Drury Inns: boast 130 facilities in 20 states mainly in the South and Midwest.  They allow 2 pets per room, and some have a weight restriction, so it’s best to understand their guidelines before booking.  They charge a pet fee, but their other services such as breakfast, beverages and hot appetizers and wifi are all free.

Marriott Hotels: including Residence Inns, Fairfield Inns, and others have a total of 1632 locations in the U.S. Some have weight and breed limits and some charge a pet fee, but the beautiful thing is that they are located in all 50 states and the District of Columbia.

Before checking your small dog into a boarding facility or hiring a pet nanny, consider another option:  Small Dog Travel.  Your pet may very well be thrilled with your decision and you won't need to worry about the care your dog is receiving while you are on holiday.


Many small dog owners opt for camping trips because dogs are normally welcomed with open arms.  RVing can be a great adventure and you will never need to worry about leaving your dog in a hot car or inside a hotel room.  Even if you don't own an RV, you can often rent one by the week or month.

Another obvious option is camping in a park or campground using a tent.  Popup tents are popular and come in a variety of styles that can handle one person and their dog up to a whole family and a pack of dogs.  

You might like these

About Janice (author and voice behind this site)

Having lived with dogs and cats most of her life, Janice served as a veterinary technician for ten years in Maryland and twelve years as a Shih Tzu dog breeder in Ohio.

Her education includes undergraduate degrees in Psychology with a minor in biology, Early Childhood Education, and Nursing, and a master's in Mental Health Counseling.
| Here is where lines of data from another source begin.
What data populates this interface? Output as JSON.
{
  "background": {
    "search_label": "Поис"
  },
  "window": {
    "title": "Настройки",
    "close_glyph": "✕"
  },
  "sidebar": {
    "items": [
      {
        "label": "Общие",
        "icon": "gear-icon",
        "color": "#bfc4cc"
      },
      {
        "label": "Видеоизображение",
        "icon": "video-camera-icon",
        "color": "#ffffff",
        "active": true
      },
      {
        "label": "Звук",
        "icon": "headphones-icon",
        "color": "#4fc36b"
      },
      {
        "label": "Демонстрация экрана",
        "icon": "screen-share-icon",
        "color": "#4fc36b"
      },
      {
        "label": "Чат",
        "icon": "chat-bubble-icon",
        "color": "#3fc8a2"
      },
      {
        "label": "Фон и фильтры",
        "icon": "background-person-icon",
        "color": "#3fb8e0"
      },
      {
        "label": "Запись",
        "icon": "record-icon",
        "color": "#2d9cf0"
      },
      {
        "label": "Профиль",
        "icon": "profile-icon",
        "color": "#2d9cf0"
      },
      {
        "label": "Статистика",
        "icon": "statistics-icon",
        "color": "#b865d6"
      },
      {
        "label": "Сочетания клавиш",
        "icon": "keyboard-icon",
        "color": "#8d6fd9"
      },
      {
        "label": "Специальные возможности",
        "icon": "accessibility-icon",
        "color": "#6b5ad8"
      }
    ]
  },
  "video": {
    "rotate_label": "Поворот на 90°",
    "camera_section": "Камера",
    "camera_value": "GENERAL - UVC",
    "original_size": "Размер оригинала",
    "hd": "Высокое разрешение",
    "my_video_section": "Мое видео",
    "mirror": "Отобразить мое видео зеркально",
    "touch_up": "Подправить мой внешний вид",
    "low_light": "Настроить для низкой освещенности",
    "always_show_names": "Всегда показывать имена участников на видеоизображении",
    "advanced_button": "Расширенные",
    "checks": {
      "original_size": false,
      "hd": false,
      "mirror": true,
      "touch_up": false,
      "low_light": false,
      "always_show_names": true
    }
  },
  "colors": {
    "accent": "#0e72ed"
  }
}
She is a lifelong learner, a dog lover, and passionate about the welfare of animals. Her favorite breed for over 50 years has been the Shih Tzu, but she has also lived with Poodles, Maltese, Yorkshire Terriers, Beagles, English Bulldogs, Carin Terriers, and a Cocker Spaniel.

When not writing, reading, and researching dog-related topics, she likes to spend time with her eight Shih Tzu dogs, husband, and family, as well as knitting and crocheting. She is also the voice behind Miracle Shih Tzu and Smart-Knit-Crocheting

Does This Article Deserve Your Thumbs Up?

We always appreciate your support and encouragement.  Your thumbs up means so much to us.  Please like this article.

If you find this page or any page on Small Dog Place Helpful, or useful in anyway, I'd love it if you would click the small heart found on the bottom right of each page.

You can also share or bookmark this page -- just click on the:

10 Mistakes People Make When Choosing a Dog Breed

Free Monthly Newsletter

Sign Up for Our Free Newsletter and get our Free Gift to You.

my  E-book, The Top 10 Mistakes People Make When Choosing a Dog (and how to avoid them)